Assignment: Select from the records below every line that has the word "Julie" in it.

Element data from apps and pages
::::

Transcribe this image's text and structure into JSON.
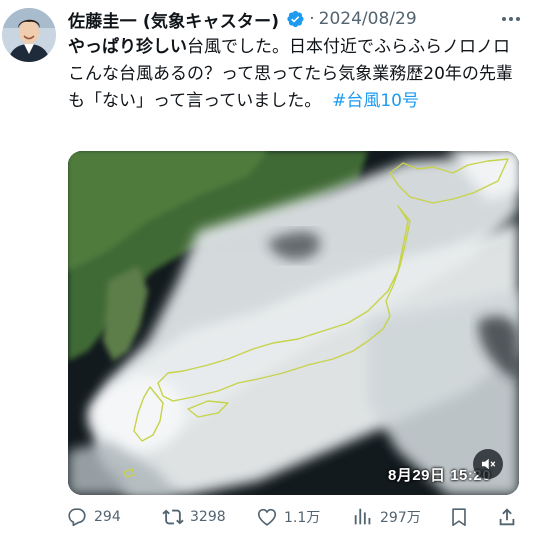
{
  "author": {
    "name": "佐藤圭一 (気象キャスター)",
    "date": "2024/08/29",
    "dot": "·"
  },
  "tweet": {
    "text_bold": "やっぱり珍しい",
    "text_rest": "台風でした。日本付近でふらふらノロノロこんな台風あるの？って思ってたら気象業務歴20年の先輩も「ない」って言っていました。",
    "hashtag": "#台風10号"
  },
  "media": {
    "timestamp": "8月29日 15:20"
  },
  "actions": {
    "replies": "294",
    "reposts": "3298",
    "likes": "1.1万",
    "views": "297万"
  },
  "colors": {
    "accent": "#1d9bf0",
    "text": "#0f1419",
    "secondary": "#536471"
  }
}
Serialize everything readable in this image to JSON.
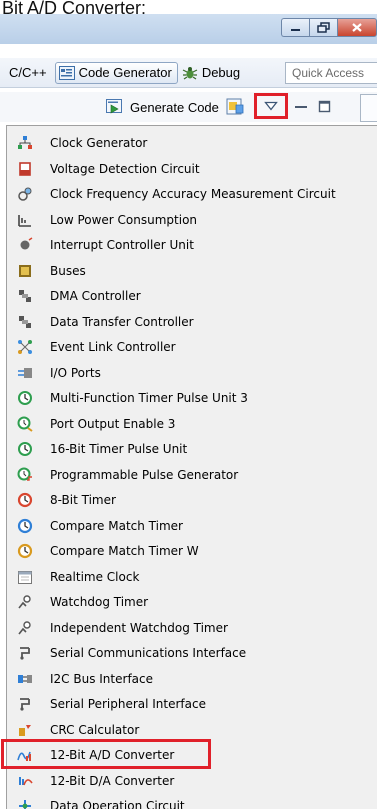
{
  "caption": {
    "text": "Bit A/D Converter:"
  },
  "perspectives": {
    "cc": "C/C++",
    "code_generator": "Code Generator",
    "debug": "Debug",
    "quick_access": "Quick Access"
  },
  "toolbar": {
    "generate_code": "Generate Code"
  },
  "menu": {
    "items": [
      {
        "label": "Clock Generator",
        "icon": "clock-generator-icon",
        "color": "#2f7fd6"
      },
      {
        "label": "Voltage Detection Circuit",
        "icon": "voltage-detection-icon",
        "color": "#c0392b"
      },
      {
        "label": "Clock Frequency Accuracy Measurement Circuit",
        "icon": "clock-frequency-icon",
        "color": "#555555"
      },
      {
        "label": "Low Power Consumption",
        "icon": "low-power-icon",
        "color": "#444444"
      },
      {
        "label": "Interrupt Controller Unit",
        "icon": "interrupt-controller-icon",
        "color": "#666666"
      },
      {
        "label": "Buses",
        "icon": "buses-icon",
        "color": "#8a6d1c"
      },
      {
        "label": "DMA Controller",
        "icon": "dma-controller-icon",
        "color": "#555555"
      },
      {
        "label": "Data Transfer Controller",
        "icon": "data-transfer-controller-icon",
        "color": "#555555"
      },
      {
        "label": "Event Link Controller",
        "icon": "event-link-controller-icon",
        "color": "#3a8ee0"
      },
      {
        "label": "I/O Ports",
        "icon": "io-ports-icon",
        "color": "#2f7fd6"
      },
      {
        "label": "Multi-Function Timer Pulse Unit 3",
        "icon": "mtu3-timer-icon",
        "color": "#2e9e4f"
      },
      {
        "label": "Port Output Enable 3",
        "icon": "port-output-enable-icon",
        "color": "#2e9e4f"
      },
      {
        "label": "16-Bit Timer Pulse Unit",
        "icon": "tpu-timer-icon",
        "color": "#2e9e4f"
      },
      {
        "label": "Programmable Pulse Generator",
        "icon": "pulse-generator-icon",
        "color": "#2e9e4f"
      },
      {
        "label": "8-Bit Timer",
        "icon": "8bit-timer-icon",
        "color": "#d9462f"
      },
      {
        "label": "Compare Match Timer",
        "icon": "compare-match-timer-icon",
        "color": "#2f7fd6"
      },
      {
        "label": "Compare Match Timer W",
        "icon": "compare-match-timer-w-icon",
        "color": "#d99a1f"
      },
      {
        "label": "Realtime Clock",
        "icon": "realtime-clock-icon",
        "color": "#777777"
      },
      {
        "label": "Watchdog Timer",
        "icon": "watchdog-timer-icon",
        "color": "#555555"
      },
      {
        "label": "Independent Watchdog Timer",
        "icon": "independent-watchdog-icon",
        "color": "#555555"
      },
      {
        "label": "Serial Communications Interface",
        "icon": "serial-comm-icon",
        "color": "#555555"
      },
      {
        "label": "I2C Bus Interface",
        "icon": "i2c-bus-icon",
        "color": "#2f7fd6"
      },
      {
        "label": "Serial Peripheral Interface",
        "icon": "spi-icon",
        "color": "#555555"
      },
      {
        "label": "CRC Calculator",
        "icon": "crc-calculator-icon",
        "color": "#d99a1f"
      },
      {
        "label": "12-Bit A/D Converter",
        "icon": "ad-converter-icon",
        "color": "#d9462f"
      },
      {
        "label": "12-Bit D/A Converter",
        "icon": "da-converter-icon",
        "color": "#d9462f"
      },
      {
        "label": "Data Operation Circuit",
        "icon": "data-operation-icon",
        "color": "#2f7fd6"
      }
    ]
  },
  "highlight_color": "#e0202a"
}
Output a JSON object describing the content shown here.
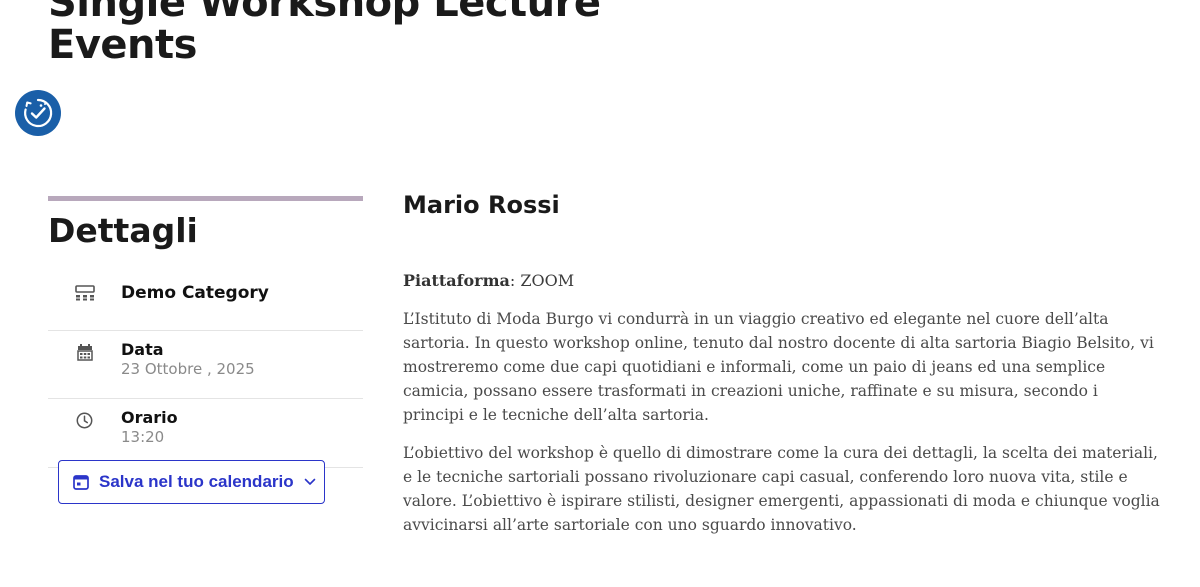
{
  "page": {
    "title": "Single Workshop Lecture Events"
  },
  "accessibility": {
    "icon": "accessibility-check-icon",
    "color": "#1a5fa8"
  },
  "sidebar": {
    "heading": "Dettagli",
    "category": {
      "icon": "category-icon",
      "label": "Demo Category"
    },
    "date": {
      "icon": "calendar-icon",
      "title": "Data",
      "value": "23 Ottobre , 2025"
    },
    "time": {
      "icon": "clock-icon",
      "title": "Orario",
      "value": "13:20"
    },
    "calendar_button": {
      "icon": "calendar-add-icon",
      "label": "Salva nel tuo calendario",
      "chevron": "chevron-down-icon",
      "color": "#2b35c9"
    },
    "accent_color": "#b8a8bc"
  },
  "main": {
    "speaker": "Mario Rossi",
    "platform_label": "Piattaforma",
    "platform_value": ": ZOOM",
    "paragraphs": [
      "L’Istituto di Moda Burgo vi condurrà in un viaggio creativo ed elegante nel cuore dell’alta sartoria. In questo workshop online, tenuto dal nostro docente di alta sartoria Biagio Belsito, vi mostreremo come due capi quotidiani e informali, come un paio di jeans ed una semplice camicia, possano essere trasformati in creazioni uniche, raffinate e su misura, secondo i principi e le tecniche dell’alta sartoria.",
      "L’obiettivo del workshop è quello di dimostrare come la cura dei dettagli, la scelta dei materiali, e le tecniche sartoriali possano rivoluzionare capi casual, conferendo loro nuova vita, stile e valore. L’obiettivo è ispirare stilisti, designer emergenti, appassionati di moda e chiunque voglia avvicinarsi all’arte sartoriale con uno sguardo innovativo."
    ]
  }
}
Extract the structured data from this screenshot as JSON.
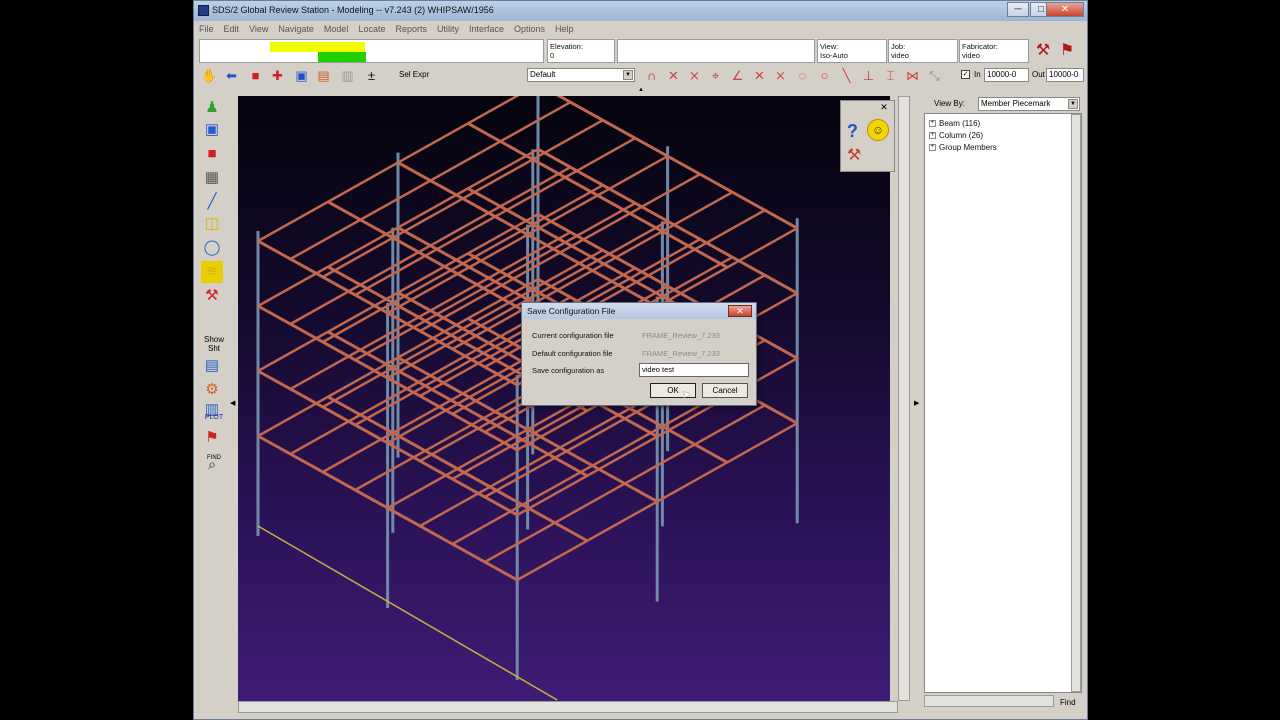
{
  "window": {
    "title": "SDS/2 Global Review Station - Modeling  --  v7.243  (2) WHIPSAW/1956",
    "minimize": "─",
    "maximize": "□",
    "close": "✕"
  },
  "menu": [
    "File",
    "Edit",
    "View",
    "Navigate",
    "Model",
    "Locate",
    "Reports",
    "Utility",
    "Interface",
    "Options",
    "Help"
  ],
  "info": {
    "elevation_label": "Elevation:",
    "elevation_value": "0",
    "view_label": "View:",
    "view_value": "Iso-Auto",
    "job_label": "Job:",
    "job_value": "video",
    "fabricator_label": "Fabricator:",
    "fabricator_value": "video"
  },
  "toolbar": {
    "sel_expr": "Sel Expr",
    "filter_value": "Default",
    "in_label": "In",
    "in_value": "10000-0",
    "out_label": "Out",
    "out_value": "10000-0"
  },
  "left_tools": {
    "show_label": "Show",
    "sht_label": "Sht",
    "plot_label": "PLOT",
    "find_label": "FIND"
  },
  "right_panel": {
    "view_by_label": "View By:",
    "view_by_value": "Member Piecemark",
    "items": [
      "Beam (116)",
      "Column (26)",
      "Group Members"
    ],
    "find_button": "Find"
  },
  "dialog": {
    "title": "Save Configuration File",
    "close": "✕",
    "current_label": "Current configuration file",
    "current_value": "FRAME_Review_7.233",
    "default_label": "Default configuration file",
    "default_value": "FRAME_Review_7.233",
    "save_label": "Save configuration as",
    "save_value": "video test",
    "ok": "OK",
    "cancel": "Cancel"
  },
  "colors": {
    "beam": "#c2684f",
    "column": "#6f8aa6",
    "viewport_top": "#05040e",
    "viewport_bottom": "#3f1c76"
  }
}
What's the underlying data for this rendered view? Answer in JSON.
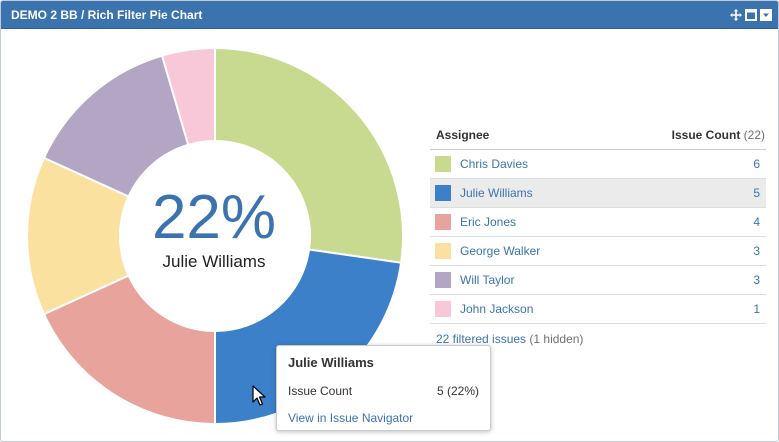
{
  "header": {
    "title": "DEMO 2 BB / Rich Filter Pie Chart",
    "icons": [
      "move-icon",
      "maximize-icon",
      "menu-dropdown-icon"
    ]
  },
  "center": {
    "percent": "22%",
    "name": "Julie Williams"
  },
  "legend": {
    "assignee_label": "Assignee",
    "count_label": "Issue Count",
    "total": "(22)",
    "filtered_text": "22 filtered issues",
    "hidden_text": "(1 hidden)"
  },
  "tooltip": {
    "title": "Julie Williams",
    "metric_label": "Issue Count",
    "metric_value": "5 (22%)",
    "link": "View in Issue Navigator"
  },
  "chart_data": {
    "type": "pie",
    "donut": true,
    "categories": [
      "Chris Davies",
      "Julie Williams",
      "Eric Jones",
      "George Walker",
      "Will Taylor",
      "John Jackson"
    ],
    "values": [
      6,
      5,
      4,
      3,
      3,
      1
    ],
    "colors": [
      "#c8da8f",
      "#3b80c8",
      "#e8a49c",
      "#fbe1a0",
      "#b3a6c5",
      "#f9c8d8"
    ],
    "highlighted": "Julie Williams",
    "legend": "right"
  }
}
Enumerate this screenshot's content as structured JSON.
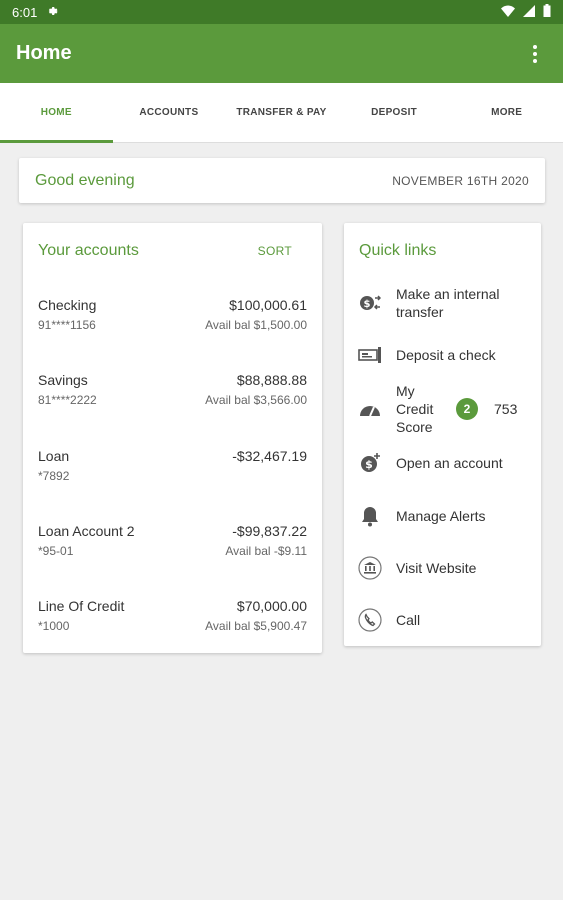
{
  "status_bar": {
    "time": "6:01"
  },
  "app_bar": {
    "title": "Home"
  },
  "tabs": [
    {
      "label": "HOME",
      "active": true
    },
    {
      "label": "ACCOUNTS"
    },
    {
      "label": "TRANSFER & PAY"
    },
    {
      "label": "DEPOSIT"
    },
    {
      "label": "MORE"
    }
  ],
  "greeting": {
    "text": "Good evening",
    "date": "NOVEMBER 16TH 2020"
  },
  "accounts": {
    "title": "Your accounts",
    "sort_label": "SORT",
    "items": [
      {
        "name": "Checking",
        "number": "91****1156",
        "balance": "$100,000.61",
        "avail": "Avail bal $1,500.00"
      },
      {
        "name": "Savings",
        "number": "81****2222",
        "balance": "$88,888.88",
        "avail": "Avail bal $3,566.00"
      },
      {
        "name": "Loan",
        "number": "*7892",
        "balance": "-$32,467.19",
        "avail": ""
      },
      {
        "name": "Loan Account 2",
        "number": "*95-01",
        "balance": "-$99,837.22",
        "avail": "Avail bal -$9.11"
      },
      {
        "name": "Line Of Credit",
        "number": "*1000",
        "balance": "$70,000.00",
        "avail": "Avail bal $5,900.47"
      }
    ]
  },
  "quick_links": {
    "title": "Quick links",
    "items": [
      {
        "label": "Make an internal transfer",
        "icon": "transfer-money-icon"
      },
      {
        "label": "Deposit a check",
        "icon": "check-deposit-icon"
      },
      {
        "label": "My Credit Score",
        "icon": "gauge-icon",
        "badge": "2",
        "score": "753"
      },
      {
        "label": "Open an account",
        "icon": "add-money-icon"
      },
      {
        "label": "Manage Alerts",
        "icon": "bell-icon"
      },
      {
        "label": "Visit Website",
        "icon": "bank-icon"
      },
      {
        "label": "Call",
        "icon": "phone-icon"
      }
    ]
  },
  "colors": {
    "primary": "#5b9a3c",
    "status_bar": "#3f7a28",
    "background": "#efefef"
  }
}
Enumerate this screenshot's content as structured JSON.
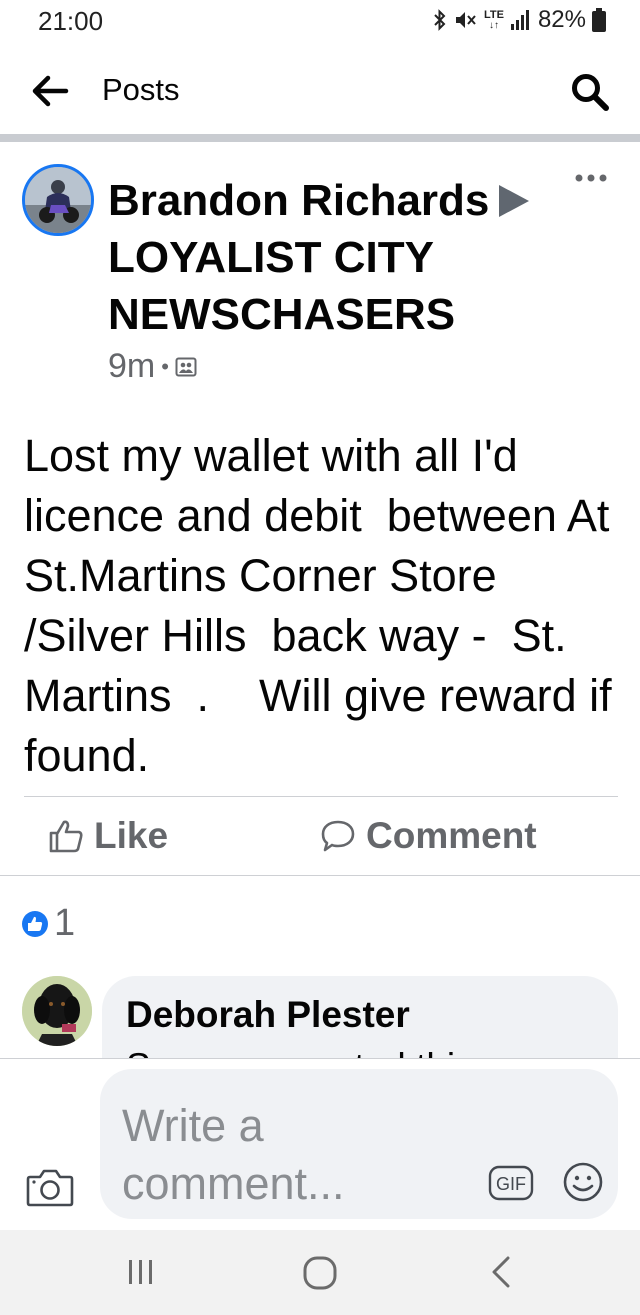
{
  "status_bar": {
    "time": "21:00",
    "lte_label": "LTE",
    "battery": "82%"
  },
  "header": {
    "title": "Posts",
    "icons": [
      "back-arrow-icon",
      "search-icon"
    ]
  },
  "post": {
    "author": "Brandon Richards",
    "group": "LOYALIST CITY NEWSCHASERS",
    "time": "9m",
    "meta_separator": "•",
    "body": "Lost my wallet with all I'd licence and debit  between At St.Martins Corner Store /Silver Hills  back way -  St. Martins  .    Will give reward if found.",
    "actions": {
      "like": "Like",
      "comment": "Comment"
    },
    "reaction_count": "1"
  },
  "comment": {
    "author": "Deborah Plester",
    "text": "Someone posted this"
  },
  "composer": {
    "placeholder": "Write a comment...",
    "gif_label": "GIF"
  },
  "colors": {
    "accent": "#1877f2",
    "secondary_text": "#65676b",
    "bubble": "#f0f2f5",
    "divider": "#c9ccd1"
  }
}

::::

Finished task:
    "name": "Julie Williams"
    "title": "Julie Williams",
      "Julie Williams",
    "highlighted": "Julie Williams",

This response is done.